Data records —
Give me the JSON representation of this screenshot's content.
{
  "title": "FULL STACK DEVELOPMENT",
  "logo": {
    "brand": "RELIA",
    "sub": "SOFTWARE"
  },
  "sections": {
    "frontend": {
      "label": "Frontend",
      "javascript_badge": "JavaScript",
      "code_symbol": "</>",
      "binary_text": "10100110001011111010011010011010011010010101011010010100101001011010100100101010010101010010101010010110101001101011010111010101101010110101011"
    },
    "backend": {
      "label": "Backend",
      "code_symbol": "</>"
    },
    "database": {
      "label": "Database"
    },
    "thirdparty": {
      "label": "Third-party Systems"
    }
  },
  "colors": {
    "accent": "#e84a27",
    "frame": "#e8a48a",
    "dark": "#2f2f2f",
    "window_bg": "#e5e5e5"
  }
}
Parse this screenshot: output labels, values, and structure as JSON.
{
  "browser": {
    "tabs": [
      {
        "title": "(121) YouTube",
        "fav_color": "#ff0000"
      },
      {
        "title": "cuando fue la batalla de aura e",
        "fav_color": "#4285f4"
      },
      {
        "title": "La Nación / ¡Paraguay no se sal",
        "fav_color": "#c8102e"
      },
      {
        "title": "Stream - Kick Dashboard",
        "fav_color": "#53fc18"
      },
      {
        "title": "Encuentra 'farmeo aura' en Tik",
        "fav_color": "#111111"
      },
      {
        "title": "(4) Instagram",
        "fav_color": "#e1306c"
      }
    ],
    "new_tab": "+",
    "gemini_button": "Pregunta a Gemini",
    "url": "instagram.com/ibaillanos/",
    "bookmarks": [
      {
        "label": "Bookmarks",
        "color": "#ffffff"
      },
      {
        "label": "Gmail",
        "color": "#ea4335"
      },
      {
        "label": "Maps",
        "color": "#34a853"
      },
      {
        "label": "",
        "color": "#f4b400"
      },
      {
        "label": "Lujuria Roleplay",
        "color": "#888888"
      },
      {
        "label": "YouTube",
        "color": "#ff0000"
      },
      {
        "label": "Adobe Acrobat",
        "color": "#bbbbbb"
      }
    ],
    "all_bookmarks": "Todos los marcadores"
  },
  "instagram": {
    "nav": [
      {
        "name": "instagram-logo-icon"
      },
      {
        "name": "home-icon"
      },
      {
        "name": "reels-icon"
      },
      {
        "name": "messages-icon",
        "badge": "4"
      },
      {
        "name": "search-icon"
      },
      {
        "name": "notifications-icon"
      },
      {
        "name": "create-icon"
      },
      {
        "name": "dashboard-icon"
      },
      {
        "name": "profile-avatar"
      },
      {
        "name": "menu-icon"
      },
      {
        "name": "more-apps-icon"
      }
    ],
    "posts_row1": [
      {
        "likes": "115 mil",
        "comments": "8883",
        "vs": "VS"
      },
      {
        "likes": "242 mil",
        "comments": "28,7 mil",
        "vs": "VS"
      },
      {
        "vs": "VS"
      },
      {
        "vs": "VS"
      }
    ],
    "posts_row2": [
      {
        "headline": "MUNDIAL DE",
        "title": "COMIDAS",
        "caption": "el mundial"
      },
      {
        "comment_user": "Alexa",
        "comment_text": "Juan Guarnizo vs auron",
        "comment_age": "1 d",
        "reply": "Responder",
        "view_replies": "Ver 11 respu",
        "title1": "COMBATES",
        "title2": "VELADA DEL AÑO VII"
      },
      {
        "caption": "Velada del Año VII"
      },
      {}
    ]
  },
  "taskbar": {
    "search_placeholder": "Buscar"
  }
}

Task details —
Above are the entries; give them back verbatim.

Written response —
Give me the JSON representation of this screenshot's content.
{
  "title": "FULL STACK DEVELOPMENT",
  "logo": {
    "brand": "RELIA",
    "sub": "SOFTWARE"
  },
  "sections": {
    "frontend": {
      "label": "Frontend",
      "javascript_badge": "JavaScript",
      "code_symbol": "</>",
      "binary_text": "10100110001011111010011010011010011010010101011010010100101001011010100100101010010101010010101010010110101001101011010111010101101010110101011"
    },
    "backend": {
      "label": "Backend",
      "code_symbol": "</>"
    },
    "database": {
      "label": "Database"
    },
    "thirdparty": {
      "label": "Third-party Systems"
    }
  },
  "colors": {
    "accent": "#e84a27",
    "frame": "#e8a48a",
    "dark": "#2f2f2f",
    "window_bg": "#e5e5e5"
  }
}
Parse this screenshot: output labels, values, and structure as JSON.
{
  "browser": {
    "tabs": [
      {
        "title": "(121) YouTube",
        "fav_color": "#ff0000"
      },
      {
        "title": "cuando fue la batalla de aura e",
        "fav_color": "#4285f4"
      },
      {
        "title": "La Nación / ¡Paraguay no se sal",
        "fav_color": "#c8102e"
      },
      {
        "title": "Stream - Kick Dashboard",
        "fav_color": "#53fc18"
      },
      {
        "title": "Encuentra 'farmeo aura' en Tik",
        "fav_color": "#111111"
      },
      {
        "title": "(4) Instagram",
        "fav_color": "#e1306c"
      }
    ],
    "new_tab": "+",
    "gemini_button": "Pregunta a Gemini",
    "url": "instagram.com/ibaillanos/",
    "bookmarks": [
      {
        "label": "Bookmarks",
        "color": "#ffffff"
      },
      {
        "label": "Gmail",
        "color": "#ea4335"
      },
      {
        "label": "Maps",
        "color": "#34a853"
      },
      {
        "label": "",
        "color": "#f4b400"
      },
      {
        "label": "Lujuria Roleplay",
        "color": "#888888"
      },
      {
        "label": "YouTube",
        "color": "#ff0000"
      },
      {
        "label": "Adobe Acrobat",
        "color": "#bbbbbb"
      }
    ],
    "all_bookmarks": "Todos los marcadores"
  },
  "instagram": {
    "nav": [
      {
        "name": "instagram-logo-icon"
      },
      {
        "name": "home-icon"
      },
      {
        "name": "reels-icon"
      },
      {
        "name": "messages-icon",
        "badge": "4"
      },
      {
        "name": "search-icon"
      },
      {
        "name": "notifications-icon"
      },
      {
        "name": "create-icon"
      },
      {
        "name": "dashboard-icon"
      },
      {
        "name": "profile-avatar"
      },
      {
        "name": "menu-icon"
      },
      {
        "name": "more-apps-icon"
      }
    ],
    "posts_row1": [
      {
        "likes": "115 mil",
        "comments": "8883",
        "vs": "VS"
      },
      {
        "likes": "242 mil",
        "comments": "28,7 mil",
        "vs": "VS"
      },
      {
        "vs": "VS"
      },
      {
        "vs": "VS"
      }
    ],
    "posts_row2": [
      {
        "headline": "MUNDIAL DE",
        "title": "COMIDAS",
        "caption": "el mundial"
      },
      {
        "comment_user": "Alexa",
        "comment_text": "Juan Guarnizo vs auron",
        "comment_age": "1 d",
        "reply": "Responder",
        "view_replies": "Ver 11 respu",
        "title1": "COMBATES",
        "title2": "VELADA DEL AÑO VII"
      },
      {
        "caption": "Velada del Año VII"
      },
      {}
    ]
  },
  "taskbar": {
    "search_placeholder": "Buscar"
  }
}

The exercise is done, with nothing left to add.